WHAT YOU SHOULD DO: Reproduce the listing that follows in full. Omit its images.

DATA UNDER STUDY:
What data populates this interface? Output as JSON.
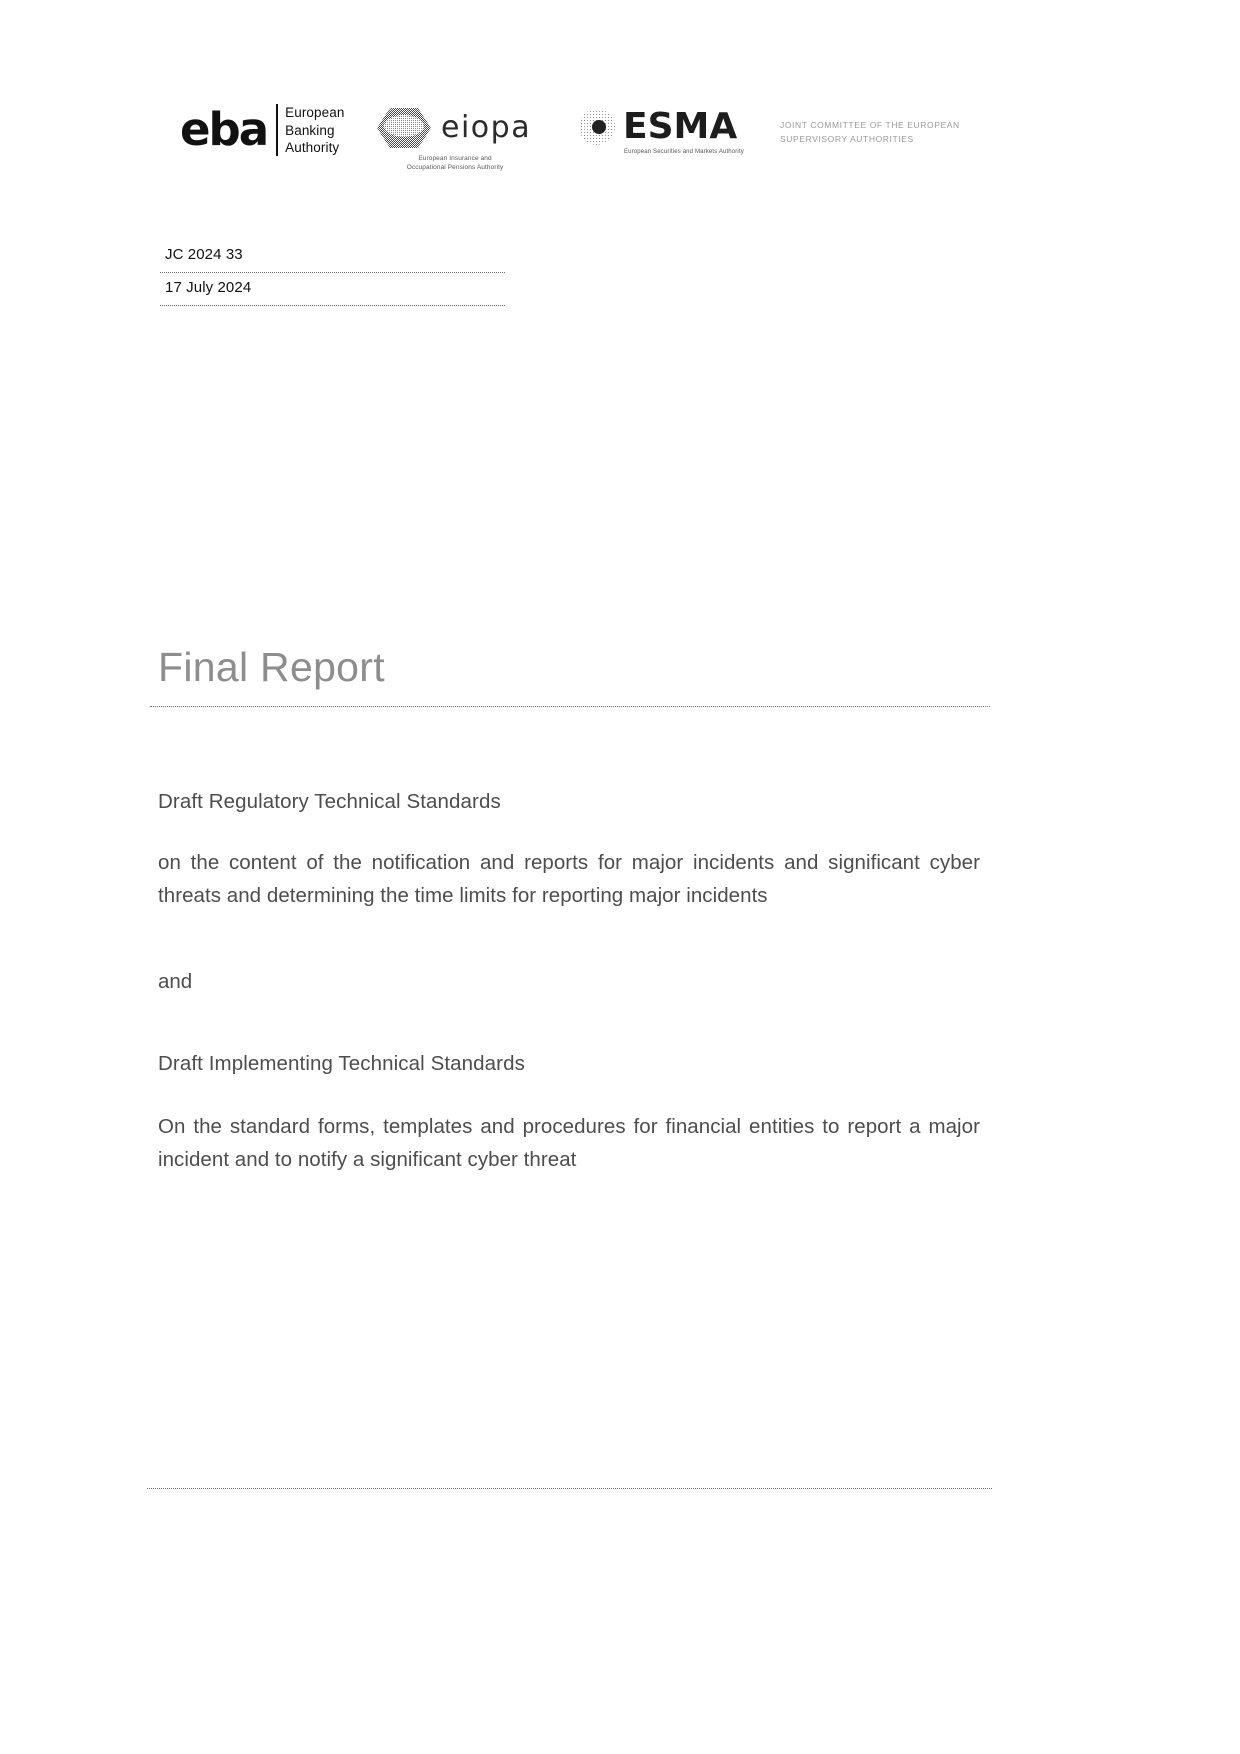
{
  "header": {
    "eba": {
      "mark": "eba",
      "line1": "European",
      "line2": "Banking",
      "line3": "Authority",
      "icon": "eba-logo"
    },
    "eiopa": {
      "wordmark": "eiopa",
      "caption_line1": "European Insurance and",
      "caption_line2": "Occupational Pensions Authority",
      "icon": "eiopa-hexagon-logo"
    },
    "esma": {
      "wordmark": "ESMA",
      "caption": "European Securities and Markets Authority",
      "icon": "esma-circle-logo"
    },
    "joint_committee": {
      "line1": "Joint Committee of the European",
      "line2": "Supervisory Authorities"
    }
  },
  "reference": {
    "doc_number": "JC 2024 33",
    "date": "17 July 2024"
  },
  "title": "Final Report",
  "body": {
    "heading_rts": "Draft Regulatory Technical Standards",
    "paragraph_rts": "on the content of the notification and reports for major incidents and significant cyber threats and determining the time limits for reporting major incidents",
    "conjunction": "and",
    "heading_its": "Draft Implementing Technical Standards",
    "paragraph_its": "On the standard forms, templates and procedures for financial entities to report a major incident and to notify a significant cyber threat"
  },
  "colors": {
    "body_text": "#4d4d4d",
    "title_text": "#8d8d8d",
    "rule": "#6f6f6f",
    "joint_committee_text": "#9a9a9a"
  }
}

EXPECTED ANSWER:
What data populates this interface? Output as JSON.
{
  "header": {
    "eba": {
      "mark": "eba",
      "line1": "European",
      "line2": "Banking",
      "line3": "Authority",
      "icon": "eba-logo"
    },
    "eiopa": {
      "wordmark": "eiopa",
      "caption_line1": "European Insurance and",
      "caption_line2": "Occupational Pensions Authority",
      "icon": "eiopa-hexagon-logo"
    },
    "esma": {
      "wordmark": "ESMA",
      "caption": "European Securities and Markets Authority",
      "icon": "esma-circle-logo"
    },
    "joint_committee": {
      "line1": "Joint Committee of the European",
      "line2": "Supervisory Authorities"
    }
  },
  "reference": {
    "doc_number": "JC 2024 33",
    "date": "17 July 2024"
  },
  "title": "Final Report",
  "body": {
    "heading_rts": "Draft Regulatory Technical Standards",
    "paragraph_rts": "on the content of the notification and reports for major incidents and significant cyber threats and determining the time limits for reporting major incidents",
    "conjunction": "and",
    "heading_its": "Draft Implementing Technical Standards",
    "paragraph_its": "On the standard forms, templates and procedures for financial entities to report a major incident and to notify a significant cyber threat"
  },
  "colors": {
    "body_text": "#4d4d4d",
    "title_text": "#8d8d8d",
    "rule": "#6f6f6f",
    "joint_committee_text": "#9a9a9a"
  }
}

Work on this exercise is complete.